BEGIN Data supplied

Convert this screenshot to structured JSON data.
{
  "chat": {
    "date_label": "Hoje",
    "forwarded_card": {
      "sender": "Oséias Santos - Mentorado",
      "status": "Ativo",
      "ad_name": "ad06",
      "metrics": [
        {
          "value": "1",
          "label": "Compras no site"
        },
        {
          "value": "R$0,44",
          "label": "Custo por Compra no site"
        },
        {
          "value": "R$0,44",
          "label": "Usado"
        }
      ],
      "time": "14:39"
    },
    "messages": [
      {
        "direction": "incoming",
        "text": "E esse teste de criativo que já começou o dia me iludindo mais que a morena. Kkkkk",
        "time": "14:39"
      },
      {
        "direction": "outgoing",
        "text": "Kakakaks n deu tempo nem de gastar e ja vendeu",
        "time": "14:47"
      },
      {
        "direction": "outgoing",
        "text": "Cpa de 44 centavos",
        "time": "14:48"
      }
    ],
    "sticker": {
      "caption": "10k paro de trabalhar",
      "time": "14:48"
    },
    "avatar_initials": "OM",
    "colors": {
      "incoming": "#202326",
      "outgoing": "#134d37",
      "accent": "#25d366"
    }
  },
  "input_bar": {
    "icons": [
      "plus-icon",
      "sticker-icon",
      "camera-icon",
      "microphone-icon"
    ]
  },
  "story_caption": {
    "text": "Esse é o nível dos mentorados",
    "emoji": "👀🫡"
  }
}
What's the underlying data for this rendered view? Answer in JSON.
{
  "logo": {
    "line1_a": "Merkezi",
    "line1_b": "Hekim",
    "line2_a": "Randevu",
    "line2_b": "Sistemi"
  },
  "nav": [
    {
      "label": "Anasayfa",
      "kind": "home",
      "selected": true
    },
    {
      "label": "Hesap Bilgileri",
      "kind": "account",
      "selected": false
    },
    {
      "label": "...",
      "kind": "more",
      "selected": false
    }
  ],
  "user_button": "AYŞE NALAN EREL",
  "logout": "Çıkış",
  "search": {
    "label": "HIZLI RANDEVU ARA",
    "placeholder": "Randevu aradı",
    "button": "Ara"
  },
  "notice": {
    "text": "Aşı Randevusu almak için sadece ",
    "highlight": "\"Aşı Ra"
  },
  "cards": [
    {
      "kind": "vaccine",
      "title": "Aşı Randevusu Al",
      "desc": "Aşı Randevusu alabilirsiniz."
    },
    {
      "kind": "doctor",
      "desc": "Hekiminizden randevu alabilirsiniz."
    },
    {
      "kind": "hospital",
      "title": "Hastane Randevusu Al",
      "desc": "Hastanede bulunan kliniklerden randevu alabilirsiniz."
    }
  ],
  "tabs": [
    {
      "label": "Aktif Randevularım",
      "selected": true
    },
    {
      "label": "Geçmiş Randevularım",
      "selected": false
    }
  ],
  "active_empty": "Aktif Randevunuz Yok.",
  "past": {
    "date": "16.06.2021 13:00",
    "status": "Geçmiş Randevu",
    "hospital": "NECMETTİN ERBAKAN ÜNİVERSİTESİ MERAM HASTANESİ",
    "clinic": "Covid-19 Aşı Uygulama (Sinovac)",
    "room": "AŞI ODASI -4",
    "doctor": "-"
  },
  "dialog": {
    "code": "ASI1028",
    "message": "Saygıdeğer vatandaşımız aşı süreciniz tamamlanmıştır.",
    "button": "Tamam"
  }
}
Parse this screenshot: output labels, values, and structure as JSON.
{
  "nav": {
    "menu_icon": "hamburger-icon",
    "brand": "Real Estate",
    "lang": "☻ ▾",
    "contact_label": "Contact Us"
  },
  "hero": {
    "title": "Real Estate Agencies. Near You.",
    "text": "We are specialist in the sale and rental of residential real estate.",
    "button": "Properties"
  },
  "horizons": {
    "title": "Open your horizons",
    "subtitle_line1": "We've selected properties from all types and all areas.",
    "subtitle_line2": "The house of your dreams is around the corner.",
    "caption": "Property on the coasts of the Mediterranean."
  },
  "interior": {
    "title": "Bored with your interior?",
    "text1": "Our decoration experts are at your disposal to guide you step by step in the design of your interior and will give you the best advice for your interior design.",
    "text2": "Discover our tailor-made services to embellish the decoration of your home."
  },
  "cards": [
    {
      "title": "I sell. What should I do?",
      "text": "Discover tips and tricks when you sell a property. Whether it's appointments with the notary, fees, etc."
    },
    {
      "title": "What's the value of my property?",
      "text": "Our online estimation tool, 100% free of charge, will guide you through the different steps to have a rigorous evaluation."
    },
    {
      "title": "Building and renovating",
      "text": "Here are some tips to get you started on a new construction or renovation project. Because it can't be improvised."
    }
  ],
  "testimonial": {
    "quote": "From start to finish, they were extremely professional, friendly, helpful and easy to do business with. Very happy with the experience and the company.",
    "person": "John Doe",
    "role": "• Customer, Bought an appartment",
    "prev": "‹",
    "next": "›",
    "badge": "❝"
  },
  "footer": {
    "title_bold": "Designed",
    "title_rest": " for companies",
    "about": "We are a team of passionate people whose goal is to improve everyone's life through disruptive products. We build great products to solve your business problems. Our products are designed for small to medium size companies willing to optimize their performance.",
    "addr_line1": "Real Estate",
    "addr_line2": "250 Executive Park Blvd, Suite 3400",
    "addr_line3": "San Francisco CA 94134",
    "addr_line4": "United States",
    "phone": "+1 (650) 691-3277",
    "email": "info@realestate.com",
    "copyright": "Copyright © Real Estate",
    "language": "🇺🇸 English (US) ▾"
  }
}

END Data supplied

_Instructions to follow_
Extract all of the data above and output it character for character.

_Reply to the task_
Convert this screenshot to structured JSON data.
{
  "chat": {
    "date_label": "Hoje",
    "forwarded_card": {
      "sender": "Oséias Santos - Mentorado",
      "status": "Ativo",
      "ad_name": "ad06",
      "metrics": [
        {
          "value": "1",
          "label": "Compras no site"
        },
        {
          "value": "R$0,44",
          "label": "Custo por Compra no site"
        },
        {
          "value": "R$0,44",
          "label": "Usado"
        }
      ],
      "time": "14:39"
    },
    "messages": [
      {
        "direction": "incoming",
        "text": "E esse teste de criativo que já começou o dia me iludindo mais que a morena. Kkkkk",
        "time": "14:39"
      },
      {
        "direction": "outgoing",
        "text": "Kakakaks n deu tempo nem de gastar e ja vendeu",
        "time": "14:47"
      },
      {
        "direction": "outgoing",
        "text": "Cpa de 44 centavos",
        "time": "14:48"
      }
    ],
    "sticker": {
      "caption": "10k paro de trabalhar",
      "time": "14:48"
    },
    "avatar_initials": "OM",
    "colors": {
      "incoming": "#202326",
      "outgoing": "#134d37",
      "accent": "#25d366"
    }
  },
  "input_bar": {
    "icons": [
      "plus-icon",
      "sticker-icon",
      "camera-icon",
      "microphone-icon"
    ]
  },
  "story_caption": {
    "text": "Esse é o nível dos mentorados",
    "emoji": "👀🫡"
  }
}
What's the underlying data for this rendered view? Answer in JSON.
{
  "logo": {
    "line1_a": "Merkezi",
    "line1_b": "Hekim",
    "line2_a": "Randevu",
    "line2_b": "Sistemi"
  },
  "nav": [
    {
      "label": "Anasayfa",
      "kind": "home",
      "selected": true
    },
    {
      "label": "Hesap Bilgileri",
      "kind": "account",
      "selected": false
    },
    {
      "label": "...",
      "kind": "more",
      "selected": false
    }
  ],
  "user_button": "AYŞE NALAN EREL",
  "logout": "Çıkış",
  "search": {
    "label": "HIZLI RANDEVU ARA",
    "placeholder": "Randevu aradı",
    "button": "Ara"
  },
  "notice": {
    "text": "Aşı Randevusu almak için sadece ",
    "highlight": "\"Aşı Ra"
  },
  "cards": [
    {
      "kind": "vaccine",
      "title": "Aşı Randevusu Al",
      "desc": "Aşı Randevusu alabilirsiniz."
    },
    {
      "kind": "doctor",
      "desc": "Hekiminizden randevu alabilirsiniz."
    },
    {
      "kind": "hospital",
      "title": "Hastane Randevusu Al",
      "desc": "Hastanede bulunan kliniklerden randevu alabilirsiniz."
    }
  ],
  "tabs": [
    {
      "label": "Aktif Randevularım",
      "selected": true
    },
    {
      "label": "Geçmiş Randevularım",
      "selected": false
    }
  ],
  "active_empty": "Aktif Randevunuz Yok.",
  "past": {
    "date": "16.06.2021 13:00",
    "status": "Geçmiş Randevu",
    "hospital": "NECMETTİN ERBAKAN ÜNİVERSİTESİ MERAM HASTANESİ",
    "clinic": "Covid-19 Aşı Uygulama (Sinovac)",
    "room": "AŞI ODASI -4",
    "doctor": "-"
  },
  "dialog": {
    "code": "ASI1028",
    "message": "Saygıdeğer vatandaşımız aşı süreciniz tamamlanmıştır.",
    "button": "Tamam"
  }
}
Parse this screenshot: output labels, values, and structure as JSON.
{
  "nav": {
    "menu_icon": "hamburger-icon",
    "brand": "Real Estate",
    "lang": "☻ ▾",
    "contact_label": "Contact Us"
  },
  "hero": {
    "title": "Real Estate Agencies. Near You.",
    "text": "We are specialist in the sale and rental of residential real estate.",
    "button": "Properties"
  },
  "horizons": {
    "title": "Open your horizons",
    "subtitle_line1": "We've selected properties from all types and all areas.",
    "subtitle_line2": "The house of your dreams is around the corner.",
    "caption": "Property on the coasts of the Mediterranean."
  },
  "interior": {
    "title": "Bored with your interior?",
    "text1": "Our decoration experts are at your disposal to guide you step by step in the design of your interior and will give you the best advice for your interior design.",
    "text2": "Discover our tailor-made services to embellish the decoration of your home."
  },
  "cards": [
    {
      "title": "I sell. What should I do?",
      "text": "Discover tips and tricks when you sell a property. Whether it's appointments with the notary, fees, etc."
    },
    {
      "title": "What's the value of my property?",
      "text": "Our online estimation tool, 100% free of charge, will guide you through the different steps to have a rigorous evaluation."
    },
    {
      "title": "Building and renovating",
      "text": "Here are some tips to get you started on a new construction or renovation project. Because it can't be improvised."
    }
  ],
  "testimonial": {
    "quote": "From start to finish, they were extremely professional, friendly, helpful and easy to do business with. Very happy with the experience and the company.",
    "person": "John Doe",
    "role": "• Customer, Bought an appartment",
    "prev": "‹",
    "next": "›",
    "badge": "❝"
  },
  "footer": {
    "title_bold": "Designed",
    "title_rest": " for companies",
    "about": "We are a team of passionate people whose goal is to improve everyone's life through disruptive products. We build great products to solve your business problems. Our products are designed for small to medium size companies willing to optimize their performance.",
    "addr_line1": "Real Estate",
    "addr_line2": "250 Executive Park Blvd, Suite 3400",
    "addr_line3": "San Francisco CA 94134",
    "addr_line4": "United States",
    "phone": "+1 (650) 691-3277",
    "email": "info@realestate.com",
    "copyright": "Copyright © Real Estate",
    "language": "🇺🇸 English (US) ▾"
  }
}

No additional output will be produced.